A new study published in Nature Communications finds evidence that as bacteria adapt to the human body, they can sometimes become more susceptible to antibiotics and therefore easier to kill.

Antibiotic resistant bacteria are bacteria that are not controlled or killed by antibiotics. They are able to survive and even multiply in the presence of an antibiotic. Most infection-causing bacteria can become resistant to at least some antibiotics.

Bacteria are increasingly becoming antibiotic-resistant, making infections such as pneumonia, tuberculosis harder to treat, leading to increased medical costs, prolonged hospital stays and higher mortality.

Opportunistic organism

Pseudomonas aeruginosa is a species of bacteria that is able to survive in harsh environments. It does not usually cause illness in healthy people, but is described as an 'opportunistic' organism, causing serious infection when our normal defenses are weakened. It is a major cause of lung infections, particularly in patients with cystic fibrosis. Researchers aimed to establish how the bacteria adapted to the environment of the lungs and whether this process impacted on bacterial resistance to antibiotic treatment.

Using models of long-term lung infection, the team identified mutations that appeared in the bacterial DNA over the course of infection and which led to changes in the ability of Pseudomonas to survive in the lungs. The mutations enabled the bacteria to attach to lung cells more effectively, and to resist defense molecules produced by the host immune system.

Importantly however, the same changes also made Pseudomonas more susceptible to antibiotics, raising hopes that even bacteria that are well adapted to the lung environment could be combated with conventional antibiotics. The new study, published, sheds new light on how bacterial pathogens can change over the course of a single infection within a patient.

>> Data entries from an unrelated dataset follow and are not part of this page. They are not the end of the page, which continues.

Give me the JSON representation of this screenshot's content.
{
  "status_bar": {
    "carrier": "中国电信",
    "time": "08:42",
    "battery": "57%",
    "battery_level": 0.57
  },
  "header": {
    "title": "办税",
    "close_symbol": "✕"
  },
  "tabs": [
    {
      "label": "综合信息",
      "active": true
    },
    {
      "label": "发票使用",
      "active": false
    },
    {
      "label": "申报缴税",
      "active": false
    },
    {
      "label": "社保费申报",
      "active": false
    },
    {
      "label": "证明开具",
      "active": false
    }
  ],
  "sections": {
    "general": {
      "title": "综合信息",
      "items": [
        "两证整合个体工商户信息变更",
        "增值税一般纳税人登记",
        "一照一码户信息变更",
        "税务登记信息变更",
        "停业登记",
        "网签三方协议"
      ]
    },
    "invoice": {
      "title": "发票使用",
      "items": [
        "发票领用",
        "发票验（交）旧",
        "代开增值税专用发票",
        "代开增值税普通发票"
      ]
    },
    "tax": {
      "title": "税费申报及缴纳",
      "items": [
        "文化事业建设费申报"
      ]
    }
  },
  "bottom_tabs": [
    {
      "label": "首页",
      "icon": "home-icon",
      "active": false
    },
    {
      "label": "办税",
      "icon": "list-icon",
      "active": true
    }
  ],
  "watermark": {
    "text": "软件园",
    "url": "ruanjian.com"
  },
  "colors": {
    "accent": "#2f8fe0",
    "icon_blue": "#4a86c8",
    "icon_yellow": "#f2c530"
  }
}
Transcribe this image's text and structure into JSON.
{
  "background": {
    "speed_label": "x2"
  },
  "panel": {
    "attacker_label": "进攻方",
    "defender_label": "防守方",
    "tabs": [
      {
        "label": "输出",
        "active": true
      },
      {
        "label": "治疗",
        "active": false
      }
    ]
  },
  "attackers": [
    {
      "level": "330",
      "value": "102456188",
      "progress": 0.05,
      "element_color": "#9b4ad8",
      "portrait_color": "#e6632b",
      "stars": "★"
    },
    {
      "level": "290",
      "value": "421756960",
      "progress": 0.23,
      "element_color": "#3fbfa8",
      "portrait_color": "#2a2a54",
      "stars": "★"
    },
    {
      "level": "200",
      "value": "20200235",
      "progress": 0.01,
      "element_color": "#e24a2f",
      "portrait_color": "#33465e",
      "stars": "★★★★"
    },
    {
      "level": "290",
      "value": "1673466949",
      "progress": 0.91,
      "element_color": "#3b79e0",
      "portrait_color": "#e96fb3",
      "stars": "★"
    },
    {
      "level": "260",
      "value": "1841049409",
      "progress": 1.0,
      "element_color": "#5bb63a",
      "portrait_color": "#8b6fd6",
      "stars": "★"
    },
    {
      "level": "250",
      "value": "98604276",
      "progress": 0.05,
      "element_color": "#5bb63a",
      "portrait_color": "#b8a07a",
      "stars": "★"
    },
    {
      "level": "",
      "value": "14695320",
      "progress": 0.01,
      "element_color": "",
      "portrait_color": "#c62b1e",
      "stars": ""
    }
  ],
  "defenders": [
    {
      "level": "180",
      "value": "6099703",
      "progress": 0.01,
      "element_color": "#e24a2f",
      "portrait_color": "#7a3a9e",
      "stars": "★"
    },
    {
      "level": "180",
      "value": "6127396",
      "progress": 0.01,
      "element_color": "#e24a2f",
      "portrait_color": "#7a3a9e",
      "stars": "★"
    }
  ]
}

Cost of adaption

For a bacterium like Pseudomonas aeruginosa to survive in the lungs, it needs to adapt quickly. The human body contains an array of defenses that will quickly kill bacteria if they cannot find ways to protect themselves.

The mutations we identified in Pseudomonas in this study were important in allowing the bacteria to resist an anti-bacterial enzyme of the host immune system called lysozyme. What surprised us was that this adaptation came at a cost, in that bacteria carrying the mutation were very readily killed by antibiotics.

Co-author Dr Ian Goodhead, lecturer in infectious diseases at the University of Salford continues: "In the case of cystic fibrosis, it's clear that bacteria have a choice: survive in the lungs, or defend themselves against antibiotics. By adapting to the former, they become more susceptible to the latter, so there is a cost to the bacteria of being resistant."

The team hope the findings may lead to better diagnosis and treatment of Pseudomonas aeruginosa infection in people with cystic fibrosis, as Prof Aras Kadioglu describes: "We found that these mutations appear early in infection and may originate in Pseudomonas aeruginosa living in the nose and sinuses."

"Children with cystic fibrosis are at a high risk of developing lung infections, but it may be possible to identify infection at an early stage by taking nose swabs to look for the presence of Pseudomonas. If the bacteria are there and are carrying the mutations we identified, it may be possible to treat the patient before lung infection becomes fully established."